--- Aim of the exercise ---
Write out the entries exactly. None of the pictures should appear in the copy.

START Entries provided

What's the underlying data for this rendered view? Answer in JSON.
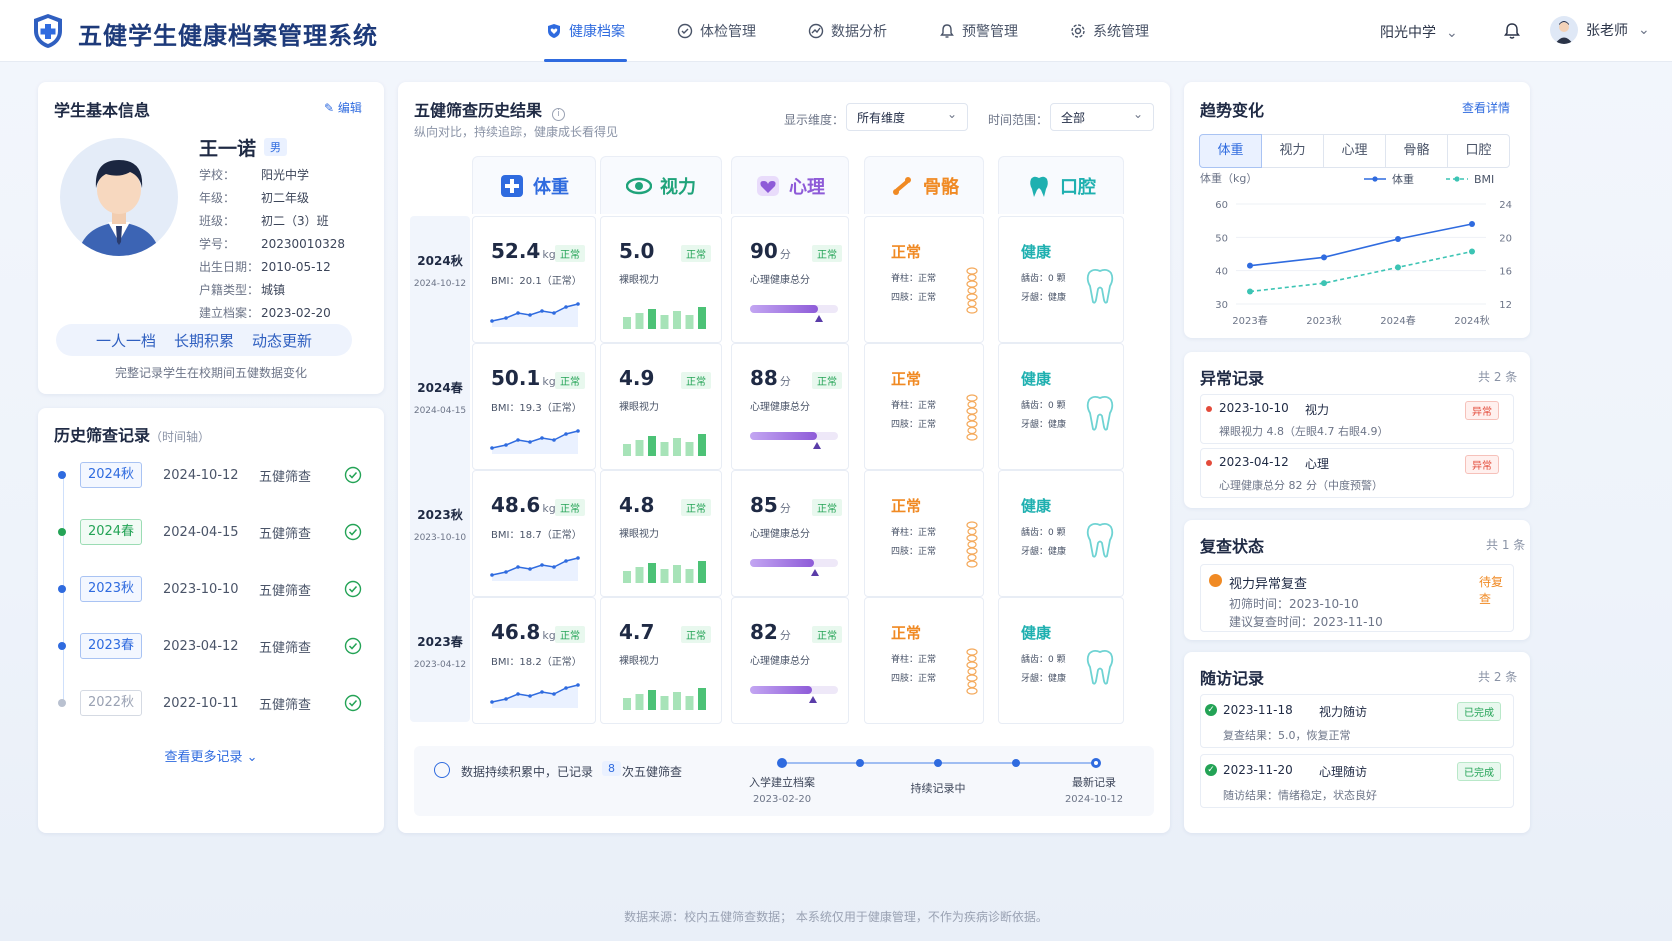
{
  "header": {
    "title": "五健学生健康档案管理系统",
    "nav": [
      {
        "label": "健康档案",
        "icon": "shield-heart-icon",
        "active": true
      },
      {
        "label": "体检管理",
        "icon": "checkup-icon",
        "active": false
      },
      {
        "label": "数据分析",
        "icon": "analytics-icon",
        "active": false
      },
      {
        "label": "预警管理",
        "icon": "alarm-icon",
        "active": false
      },
      {
        "label": "系统管理",
        "icon": "gear-icon",
        "active": false
      }
    ],
    "school": "阳光中学",
    "user": "张老师"
  },
  "student": {
    "section_title": "学生基本信息",
    "edit_label": "编辑",
    "name": "王一诺",
    "gender": "男",
    "fields": [
      {
        "label": "学校：",
        "value": "阳光中学"
      },
      {
        "label": "年级：",
        "value": "初二年级"
      },
      {
        "label": "班级：",
        "value": "初二（3）班"
      },
      {
        "label": "学号：",
        "value": "20230010328"
      },
      {
        "label": "出生日期：",
        "value": "2010-05-12"
      },
      {
        "label": "户籍类型：",
        "value": "城镇"
      },
      {
        "label": "建立档案：",
        "value": "2023-02-20"
      }
    ],
    "slogan": [
      "一人一档",
      "长期积累",
      "动态更新"
    ],
    "slogan_note": "完整记录学生在校期间五健数据变化"
  },
  "history": {
    "title": "历史筛查记录",
    "subtitle": "（时间轴）",
    "items": [
      {
        "term": "2024秋",
        "date": "2024-10-12",
        "type": "五健筛查"
      },
      {
        "term": "2024春",
        "date": "2024-04-15",
        "type": "五健筛查"
      },
      {
        "term": "2023秋",
        "date": "2023-10-10",
        "type": "五健筛查"
      },
      {
        "term": "2023春",
        "date": "2023-04-12",
        "type": "五健筛查"
      },
      {
        "term": "2022秋",
        "date": "2022-10-11",
        "type": "五健筛查"
      }
    ],
    "more": "查看更多记录"
  },
  "results": {
    "title": "五健筛查历史结果",
    "subtitle": "纵向对比，持续追踪，健康成长看得见",
    "dim_label": "显示维度：",
    "dim_value": "所有维度",
    "range_label": "时间范围：",
    "range_value": "全部",
    "categories": [
      "体重",
      "视力",
      "心理",
      "骨骼",
      "口腔"
    ],
    "ok": "正常",
    "rows": [
      {
        "term": "2024秋",
        "date": "2024-10-12",
        "weight": "52.4",
        "bmi": "BMI：20.1（正常）",
        "vision": "5.0",
        "psych": "90",
        "psych_fill": 0.9
      },
      {
        "term": "2024春",
        "date": "2024-04-15",
        "weight": "50.1",
        "bmi": "BMI：19.3（正常）",
        "vision": "4.9",
        "psych": "88",
        "psych_fill": 0.88
      },
      {
        "term": "2023秋",
        "date": "2023-10-10",
        "weight": "48.6",
        "bmi": "BMI：18.7（正常）",
        "vision": "4.8",
        "psych": "85",
        "psych_fill": 0.85
      },
      {
        "term": "2023春",
        "date": "2023-04-12",
        "weight": "46.8",
        "bmi": "BMI：18.2（正常）",
        "vision": "4.7",
        "psych": "82",
        "psych_fill": 0.82
      }
    ],
    "unit_kg": "kg",
    "unit_score": "分",
    "vision_label": "裸眼视力",
    "psych_label": "心理健康总分",
    "bone_status": "正常",
    "bone_spine": "脊柱：正常",
    "bone_limb": "四肢：正常",
    "oral_status": "健康",
    "oral_caries": "龋齿：0 颗",
    "oral_gum": "牙龈：健康",
    "footer_note_pre": "数据持续积累中，已记录",
    "footer_count": "8",
    "footer_note_post": "次五健筛查",
    "timeline": [
      {
        "label": "入学建立档案",
        "date": "2023-02-20"
      },
      {
        "label": "持续记录中",
        "date": ""
      },
      {
        "label": "最新记录",
        "date": "2024-10-12"
      }
    ]
  },
  "trend": {
    "title": "趋势变化",
    "link": "查看详情",
    "tabs": [
      "体重",
      "视力",
      "心理",
      "骨骼",
      "口腔"
    ],
    "ylabel": "体重（kg）",
    "legend": [
      "体重",
      "BMI"
    ]
  },
  "chart_data": {
    "type": "line",
    "categories": [
      "2023春",
      "2023秋",
      "2024春",
      "2024秋"
    ],
    "series": [
      {
        "name": "体重",
        "values": [
          41.5,
          44,
          49.5,
          54
        ],
        "axis": "left",
        "color": "#2f6bdf"
      },
      {
        "name": "BMI",
        "values": [
          13.5,
          14.5,
          16.4,
          18.3
        ],
        "axis": "right",
        "color": "#3cc4b4"
      }
    ],
    "ylim_left": [
      30,
      60
    ],
    "yticks_left": [
      30,
      40,
      50,
      60
    ],
    "ylim_right": [
      12,
      24
    ],
    "yticks_right": [
      12,
      16,
      20,
      24
    ],
    "ylabel": "体重（kg）",
    "legend_placement": "top-right",
    "grid": true
  },
  "abnormal": {
    "title": "异常记录",
    "count": "共 2 条",
    "items": [
      {
        "date": "2023-10-10",
        "cat": "视力",
        "tag": "异常",
        "desc": "裸眼视力 4.8（左眼4.7 右眼4.9）"
      },
      {
        "date": "2023-04-12",
        "cat": "心理",
        "tag": "异常",
        "desc": "心理健康总分 82 分（中度预警）"
      }
    ]
  },
  "recheck": {
    "title": "复查状态",
    "count": "共 1 条",
    "item": {
      "title": "视力异常复查",
      "status": "待复查",
      "first": "初筛时间：2023-10-10",
      "suggest": "建议复查时间：2023-11-10"
    }
  },
  "followup": {
    "title": "随访记录",
    "count": "共 2 条",
    "items": [
      {
        "date": "2023-11-18",
        "cat": "视力随访",
        "status": "已完成",
        "desc": "复查结果：5.0，恢复正常"
      },
      {
        "date": "2023-11-20",
        "cat": "心理随访",
        "status": "已完成",
        "desc": "随访结果：情绪稳定，状态良好"
      }
    ]
  },
  "footer": "数据来源：校内五健筛查数据；  本系统仅用于健康管理，不作为疾病诊断依据。",
  "colors": {
    "primary": "#2f6bdf",
    "green": "#24a356",
    "red": "#e34b3b",
    "orange": "#f08a24",
    "teal": "#1fb0b0",
    "purple": "#8e5bd8"
  }
}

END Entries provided

--- Result for this exercise ---
What's the underlying data for this rendered view? Answer in JSON.
{
  "header": {
    "title": "五健学生健康档案管理系统",
    "nav": [
      {
        "label": "健康档案",
        "icon": "shield-heart-icon",
        "active": true
      },
      {
        "label": "体检管理",
        "icon": "checkup-icon",
        "active": false
      },
      {
        "label": "数据分析",
        "icon": "analytics-icon",
        "active": false
      },
      {
        "label": "预警管理",
        "icon": "alarm-icon",
        "active": false
      },
      {
        "label": "系统管理",
        "icon": "gear-icon",
        "active": false
      }
    ],
    "school": "阳光中学",
    "user": "张老师"
  },
  "student": {
    "section_title": "学生基本信息",
    "edit_label": "编辑",
    "name": "王一诺",
    "gender": "男",
    "fields": [
      {
        "label": "学校：",
        "value": "阳光中学"
      },
      {
        "label": "年级：",
        "value": "初二年级"
      },
      {
        "label": "班级：",
        "value": "初二（3）班"
      },
      {
        "label": "学号：",
        "value": "20230010328"
      },
      {
        "label": "出生日期：",
        "value": "2010-05-12"
      },
      {
        "label": "户籍类型：",
        "value": "城镇"
      },
      {
        "label": "建立档案：",
        "value": "2023-02-20"
      }
    ],
    "slogan": [
      "一人一档",
      "长期积累",
      "动态更新"
    ],
    "slogan_note": "完整记录学生在校期间五健数据变化"
  },
  "history": {
    "title": "历史筛查记录",
    "subtitle": "（时间轴）",
    "items": [
      {
        "term": "2024秋",
        "date": "2024-10-12",
        "type": "五健筛查"
      },
      {
        "term": "2024春",
        "date": "2024-04-15",
        "type": "五健筛查"
      },
      {
        "term": "2023秋",
        "date": "2023-10-10",
        "type": "五健筛查"
      },
      {
        "term": "2023春",
        "date": "2023-04-12",
        "type": "五健筛查"
      },
      {
        "term": "2022秋",
        "date": "2022-10-11",
        "type": "五健筛查"
      }
    ],
    "more": "查看更多记录"
  },
  "results": {
    "title": "五健筛查历史结果",
    "subtitle": "纵向对比，持续追踪，健康成长看得见",
    "dim_label": "显示维度：",
    "dim_value": "所有维度",
    "range_label": "时间范围：",
    "range_value": "全部",
    "categories": [
      "体重",
      "视力",
      "心理",
      "骨骼",
      "口腔"
    ],
    "ok": "正常",
    "rows": [
      {
        "term": "2024秋",
        "date": "2024-10-12",
        "weight": "52.4",
        "bmi": "BMI：20.1（正常）",
        "vision": "5.0",
        "psych": "90",
        "psych_fill": 0.9
      },
      {
        "term": "2024春",
        "date": "2024-04-15",
        "weight": "50.1",
        "bmi": "BMI：19.3（正常）",
        "vision": "4.9",
        "psych": "88",
        "psych_fill": 0.88
      },
      {
        "term": "2023秋",
        "date": "2023-10-10",
        "weight": "48.6",
        "bmi": "BMI：18.7（正常）",
        "vision": "4.8",
        "psych": "85",
        "psych_fill": 0.85
      },
      {
        "term": "2023春",
        "date": "2023-04-12",
        "weight": "46.8",
        "bmi": "BMI：18.2（正常）",
        "vision": "4.7",
        "psych": "82",
        "psych_fill": 0.82
      }
    ],
    "unit_kg": "kg",
    "unit_score": "分",
    "vision_label": "裸眼视力",
    "psych_label": "心理健康总分",
    "bone_status": "正常",
    "bone_spine": "脊柱：正常",
    "bone_limb": "四肢：正常",
    "oral_status": "健康",
    "oral_caries": "龋齿：0 颗",
    "oral_gum": "牙龈：健康",
    "footer_note_pre": "数据持续积累中，已记录",
    "footer_count": "8",
    "footer_note_post": "次五健筛查",
    "timeline": [
      {
        "label": "入学建立档案",
        "date": "2023-02-20"
      },
      {
        "label": "持续记录中",
        "date": ""
      },
      {
        "label": "最新记录",
        "date": "2024-10-12"
      }
    ]
  },
  "trend": {
    "title": "趋势变化",
    "link": "查看详情",
    "tabs": [
      "体重",
      "视力",
      "心理",
      "骨骼",
      "口腔"
    ],
    "ylabel": "体重（kg）",
    "legend": [
      "体重",
      "BMI"
    ]
  },
  "chart_data": {
    "type": "line",
    "categories": [
      "2023春",
      "2023秋",
      "2024春",
      "2024秋"
    ],
    "series": [
      {
        "name": "体重",
        "values": [
          41.5,
          44,
          49.5,
          54
        ],
        "axis": "left",
        "color": "#2f6bdf"
      },
      {
        "name": "BMI",
        "values": [
          13.5,
          14.5,
          16.4,
          18.3
        ],
        "axis": "right",
        "color": "#3cc4b4"
      }
    ],
    "ylim_left": [
      30,
      60
    ],
    "yticks_left": [
      30,
      40,
      50,
      60
    ],
    "ylim_right": [
      12,
      24
    ],
    "yticks_right": [
      12,
      16,
      20,
      24
    ],
    "ylabel": "体重（kg）",
    "legend_placement": "top-right",
    "grid": true
  },
  "abnormal": {
    "title": "异常记录",
    "count": "共 2 条",
    "items": [
      {
        "date": "2023-10-10",
        "cat": "视力",
        "tag": "异常",
        "desc": "裸眼视力 4.8（左眼4.7 右眼4.9）"
      },
      {
        "date": "2023-04-12",
        "cat": "心理",
        "tag": "异常",
        "desc": "心理健康总分 82 分（中度预警）"
      }
    ]
  },
  "recheck": {
    "title": "复查状态",
    "count": "共 1 条",
    "item": {
      "title": "视力异常复查",
      "status": "待复查",
      "first": "初筛时间：2023-10-10",
      "suggest": "建议复查时间：2023-11-10"
    }
  },
  "followup": {
    "title": "随访记录",
    "count": "共 2 条",
    "items": [
      {
        "date": "2023-11-18",
        "cat": "视力随访",
        "status": "已完成",
        "desc": "复查结果：5.0，恢复正常"
      },
      {
        "date": "2023-11-20",
        "cat": "心理随访",
        "status": "已完成",
        "desc": "随访结果：情绪稳定，状态良好"
      }
    ]
  },
  "footer": "数据来源：校内五健筛查数据；  本系统仅用于健康管理，不作为疾病诊断依据。",
  "colors": {
    "primary": "#2f6bdf",
    "green": "#24a356",
    "red": "#e34b3b",
    "orange": "#f08a24",
    "teal": "#1fb0b0",
    "purple": "#8e5bd8"
  }
}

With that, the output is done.